→ **Records provided**:
-- Opening Marker --
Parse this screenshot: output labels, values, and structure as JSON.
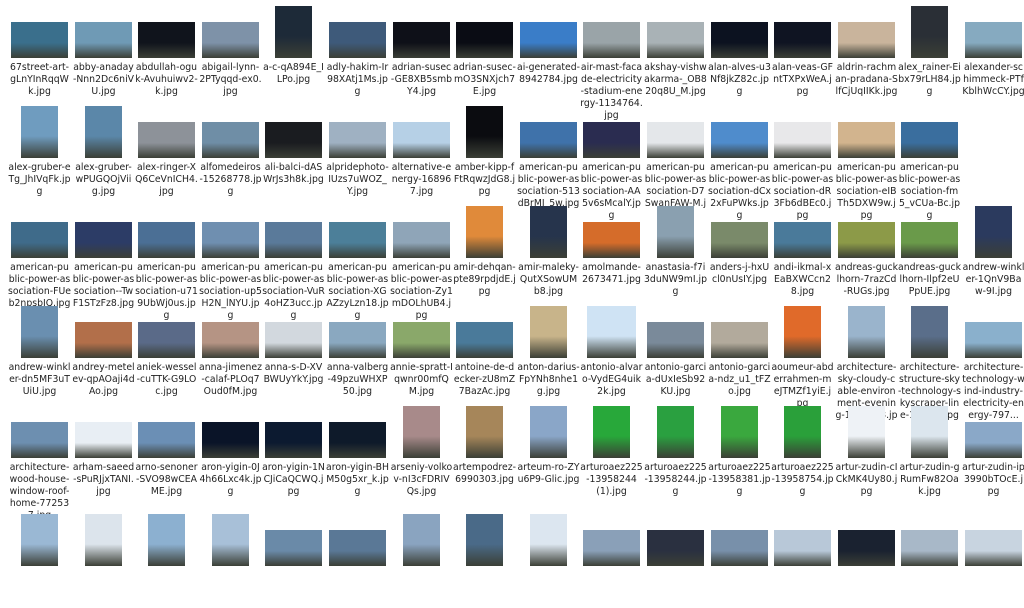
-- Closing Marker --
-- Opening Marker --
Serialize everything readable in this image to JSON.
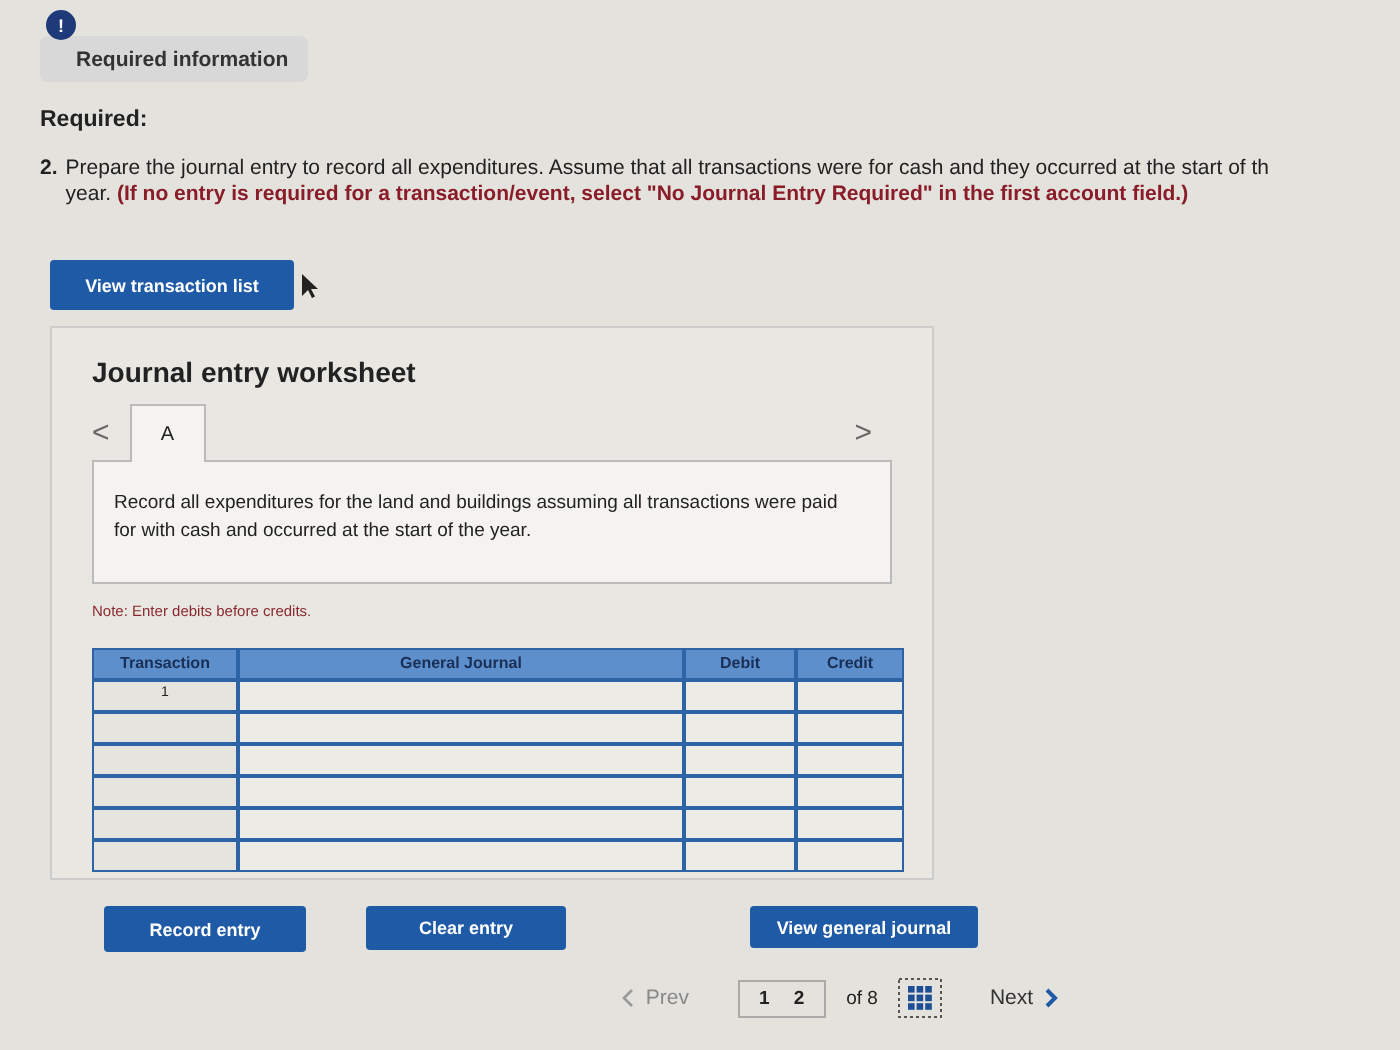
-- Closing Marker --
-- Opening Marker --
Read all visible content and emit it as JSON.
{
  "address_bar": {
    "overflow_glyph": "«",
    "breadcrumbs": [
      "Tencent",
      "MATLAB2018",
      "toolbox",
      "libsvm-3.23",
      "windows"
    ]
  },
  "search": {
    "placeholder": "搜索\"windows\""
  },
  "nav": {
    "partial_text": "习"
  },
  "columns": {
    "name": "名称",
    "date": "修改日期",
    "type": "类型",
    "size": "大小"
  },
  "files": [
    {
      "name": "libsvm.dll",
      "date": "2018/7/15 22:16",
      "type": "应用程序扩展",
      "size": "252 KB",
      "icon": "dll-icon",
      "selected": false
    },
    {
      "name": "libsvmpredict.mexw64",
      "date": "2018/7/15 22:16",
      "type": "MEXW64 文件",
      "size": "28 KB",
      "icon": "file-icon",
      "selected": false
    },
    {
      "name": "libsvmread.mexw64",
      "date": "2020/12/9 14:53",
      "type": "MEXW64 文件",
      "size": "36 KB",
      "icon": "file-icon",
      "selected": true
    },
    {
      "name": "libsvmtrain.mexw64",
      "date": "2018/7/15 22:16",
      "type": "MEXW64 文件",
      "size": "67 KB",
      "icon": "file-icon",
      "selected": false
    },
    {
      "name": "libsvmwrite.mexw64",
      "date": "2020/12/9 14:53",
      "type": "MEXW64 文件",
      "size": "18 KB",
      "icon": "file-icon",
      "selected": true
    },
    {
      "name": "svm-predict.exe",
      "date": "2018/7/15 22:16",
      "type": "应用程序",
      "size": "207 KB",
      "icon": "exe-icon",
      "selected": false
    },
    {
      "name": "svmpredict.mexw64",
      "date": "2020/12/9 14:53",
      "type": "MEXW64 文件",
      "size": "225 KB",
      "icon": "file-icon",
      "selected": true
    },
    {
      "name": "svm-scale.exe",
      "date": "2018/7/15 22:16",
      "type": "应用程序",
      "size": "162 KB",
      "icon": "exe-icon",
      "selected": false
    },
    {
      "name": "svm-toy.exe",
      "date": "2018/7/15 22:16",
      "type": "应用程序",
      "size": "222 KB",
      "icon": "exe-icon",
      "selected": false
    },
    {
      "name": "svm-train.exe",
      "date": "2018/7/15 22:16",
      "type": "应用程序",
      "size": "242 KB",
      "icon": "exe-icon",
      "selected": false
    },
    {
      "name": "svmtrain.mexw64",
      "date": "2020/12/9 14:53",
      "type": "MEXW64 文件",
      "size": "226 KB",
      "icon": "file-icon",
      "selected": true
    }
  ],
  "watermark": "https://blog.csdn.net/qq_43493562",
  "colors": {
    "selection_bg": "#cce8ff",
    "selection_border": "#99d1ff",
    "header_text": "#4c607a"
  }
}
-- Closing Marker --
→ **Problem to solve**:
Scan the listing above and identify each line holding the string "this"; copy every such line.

→ **Answer space**:
Parse this screenshot: output labels, values, and structure as JSON.
Serialize everything readable in this image to JSON.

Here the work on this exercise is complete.